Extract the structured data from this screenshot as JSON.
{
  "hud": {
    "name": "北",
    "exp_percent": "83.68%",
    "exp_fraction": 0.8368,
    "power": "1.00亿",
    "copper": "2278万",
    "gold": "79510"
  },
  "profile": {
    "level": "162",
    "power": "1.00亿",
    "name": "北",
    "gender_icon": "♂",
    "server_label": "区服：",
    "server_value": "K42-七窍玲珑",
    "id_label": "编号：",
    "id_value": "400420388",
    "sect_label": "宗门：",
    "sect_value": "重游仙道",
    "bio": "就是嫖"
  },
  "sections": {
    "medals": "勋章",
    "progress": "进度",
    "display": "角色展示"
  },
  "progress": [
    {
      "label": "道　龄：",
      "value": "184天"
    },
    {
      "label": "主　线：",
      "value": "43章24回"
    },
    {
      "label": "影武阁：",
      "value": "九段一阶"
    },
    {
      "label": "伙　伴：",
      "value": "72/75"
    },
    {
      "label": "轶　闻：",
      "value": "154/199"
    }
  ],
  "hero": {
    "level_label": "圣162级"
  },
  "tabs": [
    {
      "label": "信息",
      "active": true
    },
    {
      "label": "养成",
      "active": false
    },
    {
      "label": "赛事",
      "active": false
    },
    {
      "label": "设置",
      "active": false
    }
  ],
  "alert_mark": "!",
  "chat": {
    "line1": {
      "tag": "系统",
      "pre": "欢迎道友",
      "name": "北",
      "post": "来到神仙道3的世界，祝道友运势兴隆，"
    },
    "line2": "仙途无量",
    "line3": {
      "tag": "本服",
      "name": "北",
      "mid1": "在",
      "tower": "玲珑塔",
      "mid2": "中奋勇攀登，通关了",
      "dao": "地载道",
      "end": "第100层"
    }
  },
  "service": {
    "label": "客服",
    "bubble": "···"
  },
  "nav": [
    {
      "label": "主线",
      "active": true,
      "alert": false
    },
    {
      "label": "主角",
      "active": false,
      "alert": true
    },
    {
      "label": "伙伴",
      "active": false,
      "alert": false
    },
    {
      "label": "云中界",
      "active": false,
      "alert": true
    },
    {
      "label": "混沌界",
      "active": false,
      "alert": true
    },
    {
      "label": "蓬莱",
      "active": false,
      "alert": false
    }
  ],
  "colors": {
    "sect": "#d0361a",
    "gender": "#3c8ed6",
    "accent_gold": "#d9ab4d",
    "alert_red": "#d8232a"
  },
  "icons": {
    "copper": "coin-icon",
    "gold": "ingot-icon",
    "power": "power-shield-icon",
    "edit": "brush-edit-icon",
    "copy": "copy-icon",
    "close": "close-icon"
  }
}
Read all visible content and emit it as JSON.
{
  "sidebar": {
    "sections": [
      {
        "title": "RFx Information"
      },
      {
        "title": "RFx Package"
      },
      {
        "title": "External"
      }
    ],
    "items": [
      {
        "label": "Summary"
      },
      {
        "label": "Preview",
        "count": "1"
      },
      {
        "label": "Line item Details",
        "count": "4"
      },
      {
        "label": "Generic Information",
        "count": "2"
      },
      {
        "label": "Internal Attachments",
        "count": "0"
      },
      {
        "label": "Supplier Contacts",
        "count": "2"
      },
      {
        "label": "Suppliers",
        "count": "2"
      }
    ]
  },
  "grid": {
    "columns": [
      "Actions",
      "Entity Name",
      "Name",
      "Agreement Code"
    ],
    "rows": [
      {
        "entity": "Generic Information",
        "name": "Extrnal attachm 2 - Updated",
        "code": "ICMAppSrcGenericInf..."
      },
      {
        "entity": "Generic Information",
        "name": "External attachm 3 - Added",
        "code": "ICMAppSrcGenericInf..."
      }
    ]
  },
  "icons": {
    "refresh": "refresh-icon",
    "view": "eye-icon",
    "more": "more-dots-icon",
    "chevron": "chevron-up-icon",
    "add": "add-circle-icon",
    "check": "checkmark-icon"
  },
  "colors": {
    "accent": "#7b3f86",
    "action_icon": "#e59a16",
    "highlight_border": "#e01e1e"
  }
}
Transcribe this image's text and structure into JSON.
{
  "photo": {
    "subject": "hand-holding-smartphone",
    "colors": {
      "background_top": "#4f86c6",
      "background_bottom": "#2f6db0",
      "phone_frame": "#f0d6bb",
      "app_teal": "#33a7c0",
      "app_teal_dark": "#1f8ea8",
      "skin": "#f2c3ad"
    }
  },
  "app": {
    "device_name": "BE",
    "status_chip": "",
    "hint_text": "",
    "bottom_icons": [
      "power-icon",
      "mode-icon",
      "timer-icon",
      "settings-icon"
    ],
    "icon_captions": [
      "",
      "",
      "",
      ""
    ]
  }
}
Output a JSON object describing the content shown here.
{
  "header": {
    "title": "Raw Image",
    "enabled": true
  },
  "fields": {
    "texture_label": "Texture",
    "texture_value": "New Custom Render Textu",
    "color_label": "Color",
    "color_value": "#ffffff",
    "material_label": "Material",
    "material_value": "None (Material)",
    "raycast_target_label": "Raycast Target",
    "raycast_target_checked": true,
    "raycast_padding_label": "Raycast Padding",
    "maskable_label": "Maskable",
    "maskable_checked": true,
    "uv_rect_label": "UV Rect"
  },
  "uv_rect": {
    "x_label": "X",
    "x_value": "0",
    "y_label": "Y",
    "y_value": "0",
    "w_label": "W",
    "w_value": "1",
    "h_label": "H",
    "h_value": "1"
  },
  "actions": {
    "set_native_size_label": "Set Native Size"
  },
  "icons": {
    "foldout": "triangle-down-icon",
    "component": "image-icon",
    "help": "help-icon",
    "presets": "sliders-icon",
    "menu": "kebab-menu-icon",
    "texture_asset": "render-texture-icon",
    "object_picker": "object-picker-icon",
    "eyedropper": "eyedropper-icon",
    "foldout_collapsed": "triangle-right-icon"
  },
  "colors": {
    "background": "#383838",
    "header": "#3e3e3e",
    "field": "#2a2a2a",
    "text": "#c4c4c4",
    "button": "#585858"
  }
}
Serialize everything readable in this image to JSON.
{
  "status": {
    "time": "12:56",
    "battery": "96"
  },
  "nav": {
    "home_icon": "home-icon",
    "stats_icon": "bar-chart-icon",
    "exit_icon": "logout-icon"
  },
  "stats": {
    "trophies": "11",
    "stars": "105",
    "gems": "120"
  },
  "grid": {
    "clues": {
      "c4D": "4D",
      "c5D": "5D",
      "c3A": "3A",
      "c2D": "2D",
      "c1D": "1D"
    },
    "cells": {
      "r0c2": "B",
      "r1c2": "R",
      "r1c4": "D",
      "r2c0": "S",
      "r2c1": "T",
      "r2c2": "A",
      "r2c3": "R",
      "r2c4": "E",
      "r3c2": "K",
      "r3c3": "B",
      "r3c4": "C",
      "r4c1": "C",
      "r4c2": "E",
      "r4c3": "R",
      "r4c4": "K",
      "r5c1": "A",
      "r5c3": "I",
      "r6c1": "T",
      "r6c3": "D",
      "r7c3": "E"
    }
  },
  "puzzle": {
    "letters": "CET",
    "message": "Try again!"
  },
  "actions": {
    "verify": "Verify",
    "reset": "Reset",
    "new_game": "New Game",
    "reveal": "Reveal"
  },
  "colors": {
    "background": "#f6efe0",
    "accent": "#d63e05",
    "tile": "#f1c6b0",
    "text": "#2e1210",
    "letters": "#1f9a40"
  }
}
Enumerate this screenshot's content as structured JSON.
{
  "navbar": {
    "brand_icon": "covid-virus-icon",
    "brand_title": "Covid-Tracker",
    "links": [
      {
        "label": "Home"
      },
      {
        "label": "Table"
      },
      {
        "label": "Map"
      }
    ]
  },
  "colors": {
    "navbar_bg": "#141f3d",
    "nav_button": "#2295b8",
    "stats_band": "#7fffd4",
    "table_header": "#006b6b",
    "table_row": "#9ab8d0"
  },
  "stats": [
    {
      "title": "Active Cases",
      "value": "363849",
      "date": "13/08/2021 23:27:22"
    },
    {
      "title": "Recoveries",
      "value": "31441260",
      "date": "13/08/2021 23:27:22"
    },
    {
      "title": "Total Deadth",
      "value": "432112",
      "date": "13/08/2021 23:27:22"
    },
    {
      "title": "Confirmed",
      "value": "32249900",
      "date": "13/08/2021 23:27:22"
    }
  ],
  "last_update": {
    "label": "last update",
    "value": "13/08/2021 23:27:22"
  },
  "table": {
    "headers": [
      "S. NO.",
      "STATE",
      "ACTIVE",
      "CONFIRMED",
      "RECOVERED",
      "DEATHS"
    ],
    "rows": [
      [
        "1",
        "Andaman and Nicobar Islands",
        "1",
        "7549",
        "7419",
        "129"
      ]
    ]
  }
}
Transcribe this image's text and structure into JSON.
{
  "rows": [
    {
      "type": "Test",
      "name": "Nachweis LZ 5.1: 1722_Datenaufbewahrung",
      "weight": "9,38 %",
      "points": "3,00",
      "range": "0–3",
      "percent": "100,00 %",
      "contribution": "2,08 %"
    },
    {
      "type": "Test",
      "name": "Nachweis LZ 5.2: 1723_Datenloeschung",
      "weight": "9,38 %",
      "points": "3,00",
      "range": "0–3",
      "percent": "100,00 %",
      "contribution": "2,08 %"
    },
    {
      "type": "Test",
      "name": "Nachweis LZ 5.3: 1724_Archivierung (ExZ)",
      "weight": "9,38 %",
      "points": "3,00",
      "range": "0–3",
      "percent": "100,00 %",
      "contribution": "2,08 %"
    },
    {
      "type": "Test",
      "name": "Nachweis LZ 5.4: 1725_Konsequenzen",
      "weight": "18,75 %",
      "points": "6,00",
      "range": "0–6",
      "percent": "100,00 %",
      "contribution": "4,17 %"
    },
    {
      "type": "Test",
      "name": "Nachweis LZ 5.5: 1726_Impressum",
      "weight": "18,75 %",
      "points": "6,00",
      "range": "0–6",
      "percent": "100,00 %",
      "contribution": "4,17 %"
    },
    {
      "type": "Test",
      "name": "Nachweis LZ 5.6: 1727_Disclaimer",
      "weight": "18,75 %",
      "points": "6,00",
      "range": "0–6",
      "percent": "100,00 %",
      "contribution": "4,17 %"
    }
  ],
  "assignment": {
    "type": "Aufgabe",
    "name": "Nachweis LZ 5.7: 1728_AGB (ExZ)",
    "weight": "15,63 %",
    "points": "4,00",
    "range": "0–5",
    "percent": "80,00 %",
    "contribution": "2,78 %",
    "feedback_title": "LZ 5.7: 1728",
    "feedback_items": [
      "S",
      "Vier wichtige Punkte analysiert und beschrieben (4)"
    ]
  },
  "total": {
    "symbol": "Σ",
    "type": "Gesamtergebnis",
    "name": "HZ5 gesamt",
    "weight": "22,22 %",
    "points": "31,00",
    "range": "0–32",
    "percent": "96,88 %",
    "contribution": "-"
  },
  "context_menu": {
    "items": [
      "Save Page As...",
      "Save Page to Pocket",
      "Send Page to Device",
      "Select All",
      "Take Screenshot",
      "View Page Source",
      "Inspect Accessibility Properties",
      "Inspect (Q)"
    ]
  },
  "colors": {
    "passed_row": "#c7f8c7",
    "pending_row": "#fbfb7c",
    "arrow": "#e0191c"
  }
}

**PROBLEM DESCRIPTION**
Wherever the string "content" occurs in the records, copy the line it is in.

**RESPONSE AREA**
Read all visible content and emit it as JSON.
Output a JSON object describing the content shown here.
Enumerate this screenshot's content as structured JSON.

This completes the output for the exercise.